• What the task requires:
The records below need to come back exactly as they are, pictures omitted.

══════════

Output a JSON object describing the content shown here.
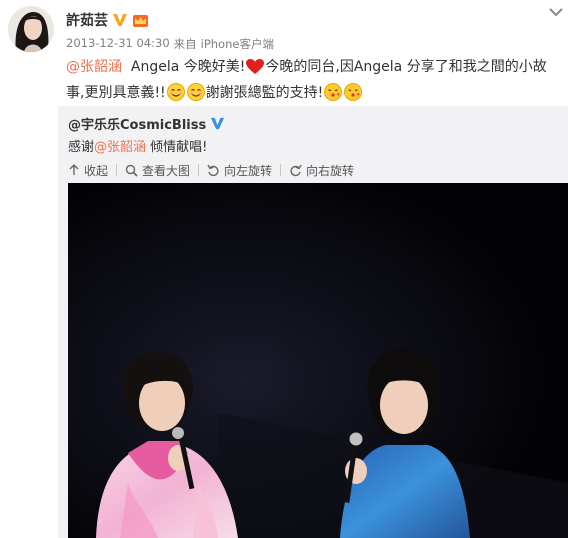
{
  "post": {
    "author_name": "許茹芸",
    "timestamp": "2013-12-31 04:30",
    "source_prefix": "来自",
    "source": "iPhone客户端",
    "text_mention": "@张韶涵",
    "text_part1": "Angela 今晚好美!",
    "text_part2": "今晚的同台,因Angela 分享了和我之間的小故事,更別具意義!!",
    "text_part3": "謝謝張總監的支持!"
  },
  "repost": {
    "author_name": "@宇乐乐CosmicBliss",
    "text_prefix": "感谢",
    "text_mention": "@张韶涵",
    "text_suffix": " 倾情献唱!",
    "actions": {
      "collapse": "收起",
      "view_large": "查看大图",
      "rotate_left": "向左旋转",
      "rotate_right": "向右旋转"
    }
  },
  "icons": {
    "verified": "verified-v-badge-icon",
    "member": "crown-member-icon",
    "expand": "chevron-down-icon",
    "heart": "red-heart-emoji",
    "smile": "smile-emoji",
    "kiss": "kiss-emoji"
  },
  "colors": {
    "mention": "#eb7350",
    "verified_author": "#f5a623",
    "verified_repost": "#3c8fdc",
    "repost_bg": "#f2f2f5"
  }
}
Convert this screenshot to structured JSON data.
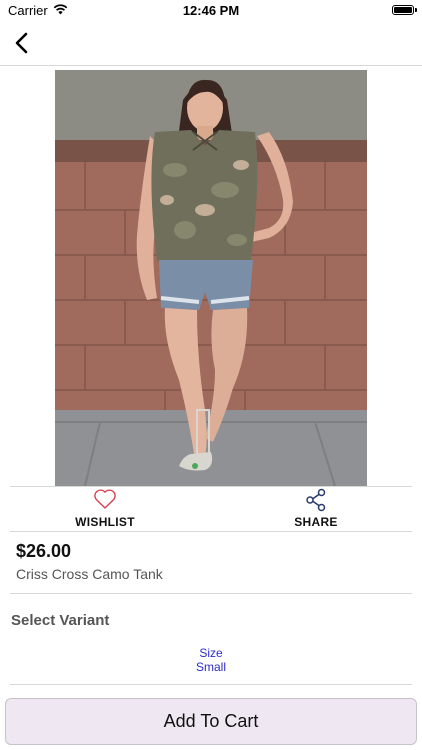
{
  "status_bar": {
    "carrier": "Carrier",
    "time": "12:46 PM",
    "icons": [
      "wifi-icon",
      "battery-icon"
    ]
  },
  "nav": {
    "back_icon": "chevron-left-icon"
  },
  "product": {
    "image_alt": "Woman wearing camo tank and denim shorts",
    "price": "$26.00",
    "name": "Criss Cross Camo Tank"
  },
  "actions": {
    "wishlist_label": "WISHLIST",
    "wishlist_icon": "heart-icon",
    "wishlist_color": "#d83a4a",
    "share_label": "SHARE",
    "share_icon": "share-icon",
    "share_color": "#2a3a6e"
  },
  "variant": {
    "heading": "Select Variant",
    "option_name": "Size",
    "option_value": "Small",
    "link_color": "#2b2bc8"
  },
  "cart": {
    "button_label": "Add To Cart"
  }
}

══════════

• Solution to this exercise:
Output a JSON object describing the content shown here.
{
  "post": {
    "author_name": "許茹芸",
    "timestamp": "2013-12-31 04:30",
    "source_prefix": "来自",
    "source": "iPhone客户端",
    "text_mention": "@张韶涵",
    "text_part1": "Angela 今晚好美!",
    "text_part2": "今晚的同台,因Angela 分享了和我之間的小故事,更別具意義!!",
    "text_part3": "謝謝張總監的支持!"
  },
  "repost": {
    "author_name": "@宇乐乐CosmicBliss",
    "text_prefix": "感谢",
    "text_mention": "@张韶涵",
    "text_suffix": " 倾情献唱!",
    "actions": {
      "collapse": "收起",
      "view_large": "查看大图",
      "rotate_left": "向左旋转",
      "rotate_right": "向右旋转"
    }
  },
  "icons": {
    "verified": "verified-v-badge-icon",
    "member": "crown-member-icon",
    "expand": "chevron-down-icon",
    "heart": "red-heart-emoji",
    "smile": "smile-emoji",
    "kiss": "kiss-emoji"
  },
  "colors": {
    "mention": "#eb7350",
    "verified_author": "#f5a623",
    "verified_repost": "#3c8fdc",
    "repost_bg": "#f2f2f5"
  }
}
Convert this screenshot to structured JSON data.
{
  "status_bar": {
    "carrier": "Carrier",
    "time": "12:46 PM",
    "icons": [
      "wifi-icon",
      "battery-icon"
    ]
  },
  "nav": {
    "back_icon": "chevron-left-icon"
  },
  "product": {
    "image_alt": "Woman wearing camo tank and denim shorts",
    "price": "$26.00",
    "name": "Criss Cross Camo Tank"
  },
  "actions": {
    "wishlist_label": "WISHLIST",
    "wishlist_icon": "heart-icon",
    "wishlist_color": "#d83a4a",
    "share_label": "SHARE",
    "share_icon": "share-icon",
    "share_color": "#2a3a6e"
  },
  "variant": {
    "heading": "Select Variant",
    "option_name": "Size",
    "option_value": "Small",
    "link_color": "#2b2bc8"
  },
  "cart": {
    "button_label": "Add To Cart"
  }
}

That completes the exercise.